A few weeks ago, career politician Bernie Sanders, took to twitter to express his thoughts on student loan interest rates. Lets take a look at what Mr. Sanders said:
Makes sense right? Your first thought might be that Mr. Sanders makes a valid point. Why should students pay double and triple the interest rates on their loans when (presumably) better off homeowners pay a meager 3%? Seems unfair on the surface, but let’s dig a little deeper.
What Mr. Sanders and his supporters don’t understand is the (substantial) difference between a secured loan and an unsecured loan. When my friend, an avid Bernie Sanders supporter, sent me this screenshot, I asked him if he knew why students were paying a higher interest rate on their loans. He didn’t know why, but he went ahead and told me that he thought it was unfair.
There is a reason for this “injustice”. The reason for this is a student loan is an unsecured loan, while a loan for the purchase of a home is a secured loan. Let’s take a look at the stark difference between the two.
A secured loan is a loan that is issued when the borrower pledges an asset (ie – a house) as collateral for the loan. Should the unfortunate borrower become unable to repay the loan, the lender sells the pledged asset and uses the proceeds to repay the debt.
An unsecured loan is a loan that is given without the borrower pledging any type of asset as collateral to the lender (ie – a student loan). These types of loans are usually based on the borrower’s credit history. Without going into too much legal detail, if a borrower defaults on an unsecured loan, a lender could lose the entire loan balance.

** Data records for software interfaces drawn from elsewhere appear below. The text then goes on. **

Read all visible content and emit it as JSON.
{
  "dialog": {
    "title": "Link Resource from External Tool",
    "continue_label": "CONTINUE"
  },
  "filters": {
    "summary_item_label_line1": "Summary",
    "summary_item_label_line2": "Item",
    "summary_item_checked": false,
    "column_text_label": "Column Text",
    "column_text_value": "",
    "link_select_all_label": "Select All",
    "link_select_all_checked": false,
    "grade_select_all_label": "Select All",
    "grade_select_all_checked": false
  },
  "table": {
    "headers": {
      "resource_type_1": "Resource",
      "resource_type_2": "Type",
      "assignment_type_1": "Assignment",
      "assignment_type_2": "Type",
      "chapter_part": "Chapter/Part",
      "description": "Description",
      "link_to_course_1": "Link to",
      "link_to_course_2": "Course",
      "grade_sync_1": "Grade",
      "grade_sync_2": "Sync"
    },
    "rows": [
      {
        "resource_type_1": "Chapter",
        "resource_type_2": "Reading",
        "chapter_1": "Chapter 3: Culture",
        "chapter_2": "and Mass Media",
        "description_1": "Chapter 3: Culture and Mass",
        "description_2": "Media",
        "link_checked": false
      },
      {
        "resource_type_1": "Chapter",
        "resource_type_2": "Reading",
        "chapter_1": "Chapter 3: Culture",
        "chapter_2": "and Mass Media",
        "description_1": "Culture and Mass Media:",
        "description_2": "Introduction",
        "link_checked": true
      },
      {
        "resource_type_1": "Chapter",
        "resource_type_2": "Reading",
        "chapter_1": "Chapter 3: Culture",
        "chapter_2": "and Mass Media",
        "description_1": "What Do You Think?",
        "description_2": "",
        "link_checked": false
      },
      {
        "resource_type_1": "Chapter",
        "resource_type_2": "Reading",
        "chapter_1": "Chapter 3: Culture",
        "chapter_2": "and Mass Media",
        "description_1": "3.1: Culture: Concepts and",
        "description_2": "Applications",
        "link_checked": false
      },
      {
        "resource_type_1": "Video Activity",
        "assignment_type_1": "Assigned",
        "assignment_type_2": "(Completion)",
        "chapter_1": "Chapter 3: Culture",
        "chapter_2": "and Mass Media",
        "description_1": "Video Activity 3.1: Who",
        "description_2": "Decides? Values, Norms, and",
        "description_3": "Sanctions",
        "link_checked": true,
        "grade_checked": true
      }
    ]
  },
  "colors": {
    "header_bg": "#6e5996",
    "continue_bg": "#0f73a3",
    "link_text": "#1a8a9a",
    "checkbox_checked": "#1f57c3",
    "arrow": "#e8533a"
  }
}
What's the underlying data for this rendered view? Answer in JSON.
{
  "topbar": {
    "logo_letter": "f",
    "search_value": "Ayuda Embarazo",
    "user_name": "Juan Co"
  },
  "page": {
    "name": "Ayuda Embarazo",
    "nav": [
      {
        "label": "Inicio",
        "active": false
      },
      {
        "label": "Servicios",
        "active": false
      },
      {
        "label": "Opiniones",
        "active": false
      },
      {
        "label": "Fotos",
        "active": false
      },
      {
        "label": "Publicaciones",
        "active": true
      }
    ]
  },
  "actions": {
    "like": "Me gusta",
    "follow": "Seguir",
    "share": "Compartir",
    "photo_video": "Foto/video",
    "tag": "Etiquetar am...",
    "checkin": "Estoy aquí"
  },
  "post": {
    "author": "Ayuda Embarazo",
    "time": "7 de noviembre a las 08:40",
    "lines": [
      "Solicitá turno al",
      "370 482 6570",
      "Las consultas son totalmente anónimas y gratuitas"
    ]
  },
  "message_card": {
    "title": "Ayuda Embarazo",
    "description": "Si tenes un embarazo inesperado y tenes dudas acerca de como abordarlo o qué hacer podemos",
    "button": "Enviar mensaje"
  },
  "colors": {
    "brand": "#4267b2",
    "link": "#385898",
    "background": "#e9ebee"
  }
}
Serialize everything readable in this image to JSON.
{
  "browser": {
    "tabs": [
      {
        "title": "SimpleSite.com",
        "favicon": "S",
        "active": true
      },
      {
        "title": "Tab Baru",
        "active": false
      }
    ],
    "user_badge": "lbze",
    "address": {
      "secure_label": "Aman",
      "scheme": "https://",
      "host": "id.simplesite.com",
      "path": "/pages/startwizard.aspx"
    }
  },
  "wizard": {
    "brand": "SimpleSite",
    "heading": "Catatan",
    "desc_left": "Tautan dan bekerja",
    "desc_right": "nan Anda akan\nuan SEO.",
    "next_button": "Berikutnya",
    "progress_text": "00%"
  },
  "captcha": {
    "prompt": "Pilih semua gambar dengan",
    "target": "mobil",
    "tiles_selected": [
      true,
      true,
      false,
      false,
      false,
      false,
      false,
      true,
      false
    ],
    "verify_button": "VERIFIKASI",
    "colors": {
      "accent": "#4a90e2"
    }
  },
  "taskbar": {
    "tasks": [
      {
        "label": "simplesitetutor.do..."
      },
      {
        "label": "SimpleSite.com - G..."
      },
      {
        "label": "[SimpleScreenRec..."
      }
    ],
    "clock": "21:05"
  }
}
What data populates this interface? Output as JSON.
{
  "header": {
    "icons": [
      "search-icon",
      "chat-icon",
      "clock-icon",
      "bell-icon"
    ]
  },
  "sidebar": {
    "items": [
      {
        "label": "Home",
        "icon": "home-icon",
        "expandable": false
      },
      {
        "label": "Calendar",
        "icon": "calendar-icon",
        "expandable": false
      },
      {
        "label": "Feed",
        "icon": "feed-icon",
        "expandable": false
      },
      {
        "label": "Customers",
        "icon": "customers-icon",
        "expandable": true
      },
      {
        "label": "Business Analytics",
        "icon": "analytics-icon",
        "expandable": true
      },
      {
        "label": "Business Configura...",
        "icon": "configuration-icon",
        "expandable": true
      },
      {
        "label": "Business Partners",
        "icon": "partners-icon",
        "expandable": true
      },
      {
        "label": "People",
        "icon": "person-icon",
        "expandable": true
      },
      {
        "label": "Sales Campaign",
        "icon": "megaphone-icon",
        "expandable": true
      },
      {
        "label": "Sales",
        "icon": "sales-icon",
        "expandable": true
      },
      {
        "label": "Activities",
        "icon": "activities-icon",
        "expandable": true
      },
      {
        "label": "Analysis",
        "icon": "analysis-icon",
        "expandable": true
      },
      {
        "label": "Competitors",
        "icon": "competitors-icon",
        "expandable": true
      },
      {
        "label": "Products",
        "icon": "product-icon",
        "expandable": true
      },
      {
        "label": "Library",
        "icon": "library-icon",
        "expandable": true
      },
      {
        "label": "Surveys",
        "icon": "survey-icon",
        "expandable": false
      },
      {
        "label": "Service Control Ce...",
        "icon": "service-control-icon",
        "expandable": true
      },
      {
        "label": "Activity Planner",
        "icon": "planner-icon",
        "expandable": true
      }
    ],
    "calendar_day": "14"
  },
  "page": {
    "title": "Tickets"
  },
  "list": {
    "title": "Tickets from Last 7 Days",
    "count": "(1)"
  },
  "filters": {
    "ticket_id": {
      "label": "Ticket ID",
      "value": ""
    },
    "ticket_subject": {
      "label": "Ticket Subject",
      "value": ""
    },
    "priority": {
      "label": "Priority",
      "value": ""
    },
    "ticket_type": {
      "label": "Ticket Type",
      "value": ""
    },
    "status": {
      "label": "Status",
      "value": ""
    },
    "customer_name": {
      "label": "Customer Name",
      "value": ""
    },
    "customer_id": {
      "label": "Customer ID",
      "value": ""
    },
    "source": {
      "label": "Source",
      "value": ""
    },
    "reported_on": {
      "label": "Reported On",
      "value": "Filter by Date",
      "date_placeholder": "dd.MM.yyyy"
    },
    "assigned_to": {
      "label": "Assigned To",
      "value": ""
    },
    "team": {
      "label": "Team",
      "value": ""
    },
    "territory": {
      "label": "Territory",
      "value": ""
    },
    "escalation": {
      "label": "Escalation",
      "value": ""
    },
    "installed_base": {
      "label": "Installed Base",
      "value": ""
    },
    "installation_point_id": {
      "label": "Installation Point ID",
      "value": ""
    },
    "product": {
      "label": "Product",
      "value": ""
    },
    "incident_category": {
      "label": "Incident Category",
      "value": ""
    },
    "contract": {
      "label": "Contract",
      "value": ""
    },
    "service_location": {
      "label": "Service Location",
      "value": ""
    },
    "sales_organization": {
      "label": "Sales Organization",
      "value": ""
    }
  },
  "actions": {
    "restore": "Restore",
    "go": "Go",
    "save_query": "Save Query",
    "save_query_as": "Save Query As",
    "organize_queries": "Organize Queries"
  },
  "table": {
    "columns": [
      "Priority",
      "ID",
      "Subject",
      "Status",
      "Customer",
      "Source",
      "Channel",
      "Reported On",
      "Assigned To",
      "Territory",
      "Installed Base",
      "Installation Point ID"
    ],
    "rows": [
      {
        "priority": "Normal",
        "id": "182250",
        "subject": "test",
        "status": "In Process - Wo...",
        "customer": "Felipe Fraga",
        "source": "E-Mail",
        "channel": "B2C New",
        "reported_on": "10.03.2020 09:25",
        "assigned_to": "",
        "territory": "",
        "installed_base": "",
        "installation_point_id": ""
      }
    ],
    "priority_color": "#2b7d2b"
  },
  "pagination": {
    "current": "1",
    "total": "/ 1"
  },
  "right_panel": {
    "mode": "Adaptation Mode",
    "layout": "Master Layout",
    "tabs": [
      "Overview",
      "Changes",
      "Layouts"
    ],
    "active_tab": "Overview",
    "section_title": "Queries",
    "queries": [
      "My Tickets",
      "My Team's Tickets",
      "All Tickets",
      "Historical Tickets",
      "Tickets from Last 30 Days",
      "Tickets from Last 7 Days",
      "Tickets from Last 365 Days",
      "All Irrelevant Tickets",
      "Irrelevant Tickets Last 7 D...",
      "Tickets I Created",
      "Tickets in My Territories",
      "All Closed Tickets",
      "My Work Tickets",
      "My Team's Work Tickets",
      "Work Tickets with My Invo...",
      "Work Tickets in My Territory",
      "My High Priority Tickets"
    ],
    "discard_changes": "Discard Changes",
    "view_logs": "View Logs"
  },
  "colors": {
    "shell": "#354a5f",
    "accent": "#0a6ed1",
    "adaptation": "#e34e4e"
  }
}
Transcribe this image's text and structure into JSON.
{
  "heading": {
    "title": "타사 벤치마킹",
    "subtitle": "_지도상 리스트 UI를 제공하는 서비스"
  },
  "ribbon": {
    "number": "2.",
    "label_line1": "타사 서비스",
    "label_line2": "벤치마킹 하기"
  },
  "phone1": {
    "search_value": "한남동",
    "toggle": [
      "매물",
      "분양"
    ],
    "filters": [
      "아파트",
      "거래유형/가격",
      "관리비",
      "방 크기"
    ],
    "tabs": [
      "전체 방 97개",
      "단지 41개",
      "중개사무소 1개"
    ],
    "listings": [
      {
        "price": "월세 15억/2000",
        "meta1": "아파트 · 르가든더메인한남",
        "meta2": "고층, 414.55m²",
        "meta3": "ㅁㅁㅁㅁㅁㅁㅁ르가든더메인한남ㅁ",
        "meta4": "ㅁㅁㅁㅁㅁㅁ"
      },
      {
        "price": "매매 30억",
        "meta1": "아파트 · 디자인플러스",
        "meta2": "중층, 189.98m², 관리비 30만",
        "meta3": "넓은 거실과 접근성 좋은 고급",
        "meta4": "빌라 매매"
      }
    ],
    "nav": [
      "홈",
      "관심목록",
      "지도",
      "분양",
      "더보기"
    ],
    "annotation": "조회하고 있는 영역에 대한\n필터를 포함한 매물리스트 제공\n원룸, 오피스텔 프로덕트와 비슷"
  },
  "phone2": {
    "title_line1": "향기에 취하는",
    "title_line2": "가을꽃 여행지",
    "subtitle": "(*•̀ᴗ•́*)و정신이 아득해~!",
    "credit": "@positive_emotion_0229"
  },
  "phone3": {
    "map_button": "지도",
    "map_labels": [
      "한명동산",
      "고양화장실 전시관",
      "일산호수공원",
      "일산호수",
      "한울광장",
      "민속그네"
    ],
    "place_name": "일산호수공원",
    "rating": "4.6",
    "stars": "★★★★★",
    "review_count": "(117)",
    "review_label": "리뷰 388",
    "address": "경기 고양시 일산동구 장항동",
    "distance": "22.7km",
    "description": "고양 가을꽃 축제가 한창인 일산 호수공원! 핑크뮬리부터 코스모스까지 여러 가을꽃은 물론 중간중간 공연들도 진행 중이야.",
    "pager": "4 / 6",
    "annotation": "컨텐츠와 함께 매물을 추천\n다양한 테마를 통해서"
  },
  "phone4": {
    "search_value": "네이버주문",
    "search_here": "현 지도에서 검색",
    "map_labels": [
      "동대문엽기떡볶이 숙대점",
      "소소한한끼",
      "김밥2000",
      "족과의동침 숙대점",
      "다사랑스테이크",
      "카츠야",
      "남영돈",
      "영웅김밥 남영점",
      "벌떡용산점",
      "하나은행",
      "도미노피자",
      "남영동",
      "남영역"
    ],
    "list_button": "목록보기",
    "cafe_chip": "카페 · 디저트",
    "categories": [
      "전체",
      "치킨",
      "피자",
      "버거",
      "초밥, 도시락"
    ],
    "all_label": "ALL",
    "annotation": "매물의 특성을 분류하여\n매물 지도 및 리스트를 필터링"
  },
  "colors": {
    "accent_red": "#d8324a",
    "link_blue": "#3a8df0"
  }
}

Now put yourself in a lender’s shoes for a second. Would you charge a borrower a higher interest rate if they weren’t able to pledge an asset as collateral? Any sane person would say yes.
Let’s revisit Mr. Sanders’ twitter post. We now know that a student loan is unsecured, and a home loan is secured. Therefore, it makes perfect sense that student loans have a higher interest rate than a mortgage.
Knowing the difference between a secured and unsecured loan will be valuable for your investment education. If one day you would like to be a lender to get a return on your cash savings, be sure to decide if you would like to own secured loans (less risky, lower return) or unsecured loans (higher risk, higher return).
Perhaps Mr. Sanders, busy as he may be, will happen to come across my blog post and finally get the answer to his Tweet.